I’ve recently been experimenting with full 1-200 dynasty rankings based off of the RotoViz Composite ranks, and that simple conclusion keeps coming up again and again. Our perceptions of players can remain contaminated for years by the draft chatter before the event and the actual draft slot in which the player is taken. It’s difficult to believe all those experienced “football people” could be wrong, but this year’s candidates to be the next Priest Holmes or Arian Foster hope they are.
They were certainly wrong about Zac Stacy.
The bowling ball out of Vanderbilt was a huge talent based on the evidence. My Agility Score article suggested Doug Martin, Ray Rice, and Ahmad Bradshaw as three of the most similar players. Jon Moore took a deeper look at the SEC stats and came away convinced he was the best runner from the nation’s top conference. Matthew Freedman used a different lens and discovered eerie comparisons to Foster.
Moreover, I used the same methodology that recently uncovered these four undervalued explosive backs in demonstrating that Stacy was definitively not a low upside plodder.
Most Explosive College Running Backs 2011-2012 (Min. 200 carries)Highlight Yards Per Opportunity (HY/O) and Block Success Rate (BSR)
Highlight yards per opportunity is essentially a measure of how explosive a back was on plays that were blocked correctly. You’ll notice Stacy was the only player to show up in back-to-back seasons.
All of that research was presented before he’d played a down in the NFL, before he screamed up the depth chart to dispatch Isaiah Pead, Daryl Richardson, and Benny Cunningham, before he was a waiver wire miracle who won myriad fantasy titles for his lucky owners. Why do I bring all of that up now when many RotoViz enthusiasts have already read those articles?
The End is in the Beginning for Zac Stacy
It’s an apples to oranges comparison for Stacy–after all, he is being selected in the early fourth round of startups–but it feels like we’re right back where we were last year when everyone declared him a lackluster talent due to his “underwhelming tape” and fifth-round draft status. Of course, Stacy averaged a moribund 3.9 yards per carry and the Rams drafted Tre Mason. So the narrative must have been right after all.
Except, of course, it isn’t.
Take a closer look at what Zac Stacy and Eddie Lacy did in terms of Fantasy Points Over Par when adjusted for strength of the opposing defense.
Here again, we see that the supposed talent gap between Stacy and Lacy appears to be a mirage.
But even that isn’t the end of the story. Mike Clay’s excellent and extensive breakdown of running back carries by defensive personnel packages offers up this gem. Only three runners faced five or fewer defensive backs on a higher percentage of plays than Stacy. Meanwhile, Lacy was on the list of 10 runners who benefited most from seeing nickel and dime packages. Stacy not only faced better defenses, he faced better defenses with more men in the box. He responded by outgaining Lacy after contact on a yards per carry basis by the margin of 2.45 to 2.28.

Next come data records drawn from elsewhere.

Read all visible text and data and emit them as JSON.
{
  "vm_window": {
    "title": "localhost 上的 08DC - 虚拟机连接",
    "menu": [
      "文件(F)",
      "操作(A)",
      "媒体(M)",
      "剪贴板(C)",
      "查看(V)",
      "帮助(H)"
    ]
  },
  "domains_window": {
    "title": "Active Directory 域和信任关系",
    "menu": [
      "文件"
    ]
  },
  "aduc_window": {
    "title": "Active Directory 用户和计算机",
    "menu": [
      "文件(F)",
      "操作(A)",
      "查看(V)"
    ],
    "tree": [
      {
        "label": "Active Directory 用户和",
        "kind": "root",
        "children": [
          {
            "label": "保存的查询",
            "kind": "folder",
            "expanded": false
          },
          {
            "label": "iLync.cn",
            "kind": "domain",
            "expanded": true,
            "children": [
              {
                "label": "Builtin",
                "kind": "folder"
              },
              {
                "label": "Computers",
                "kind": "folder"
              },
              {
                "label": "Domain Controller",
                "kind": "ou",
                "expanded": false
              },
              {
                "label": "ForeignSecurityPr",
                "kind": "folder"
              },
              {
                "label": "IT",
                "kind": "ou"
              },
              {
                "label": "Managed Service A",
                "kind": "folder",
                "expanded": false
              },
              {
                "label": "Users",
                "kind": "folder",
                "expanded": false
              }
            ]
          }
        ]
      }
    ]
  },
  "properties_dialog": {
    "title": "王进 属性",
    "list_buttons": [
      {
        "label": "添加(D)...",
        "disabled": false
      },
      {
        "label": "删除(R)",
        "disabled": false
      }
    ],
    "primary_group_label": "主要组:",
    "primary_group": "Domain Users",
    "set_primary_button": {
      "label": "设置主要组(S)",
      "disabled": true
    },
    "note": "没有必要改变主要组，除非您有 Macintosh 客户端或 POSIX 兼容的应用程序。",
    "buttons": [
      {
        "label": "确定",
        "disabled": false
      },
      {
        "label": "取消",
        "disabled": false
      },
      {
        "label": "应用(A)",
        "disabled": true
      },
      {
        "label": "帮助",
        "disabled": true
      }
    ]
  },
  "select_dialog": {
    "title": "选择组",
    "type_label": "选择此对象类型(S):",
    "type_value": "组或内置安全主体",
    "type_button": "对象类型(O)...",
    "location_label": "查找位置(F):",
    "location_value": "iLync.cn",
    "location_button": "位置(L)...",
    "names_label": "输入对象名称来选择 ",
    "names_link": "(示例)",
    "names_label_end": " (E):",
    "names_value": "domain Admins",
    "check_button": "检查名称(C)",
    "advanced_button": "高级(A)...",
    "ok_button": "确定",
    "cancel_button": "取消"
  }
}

Stacy’s ADP continues to be plagued by inaccurate notions concerning his talent. Fantasy writers everywhere are labeling Stacy this year’s bust player. There’s obviously no certainty Stacy will stay healthy or hold off the talented Mason (although Davis Mattek makes a strong case that Stacy owners have little to worry about on this front in 2014). The future is always an unknown. But you will consistently dominate your dynasty leagues if you exploit fundamental errors in player evaluation like this one.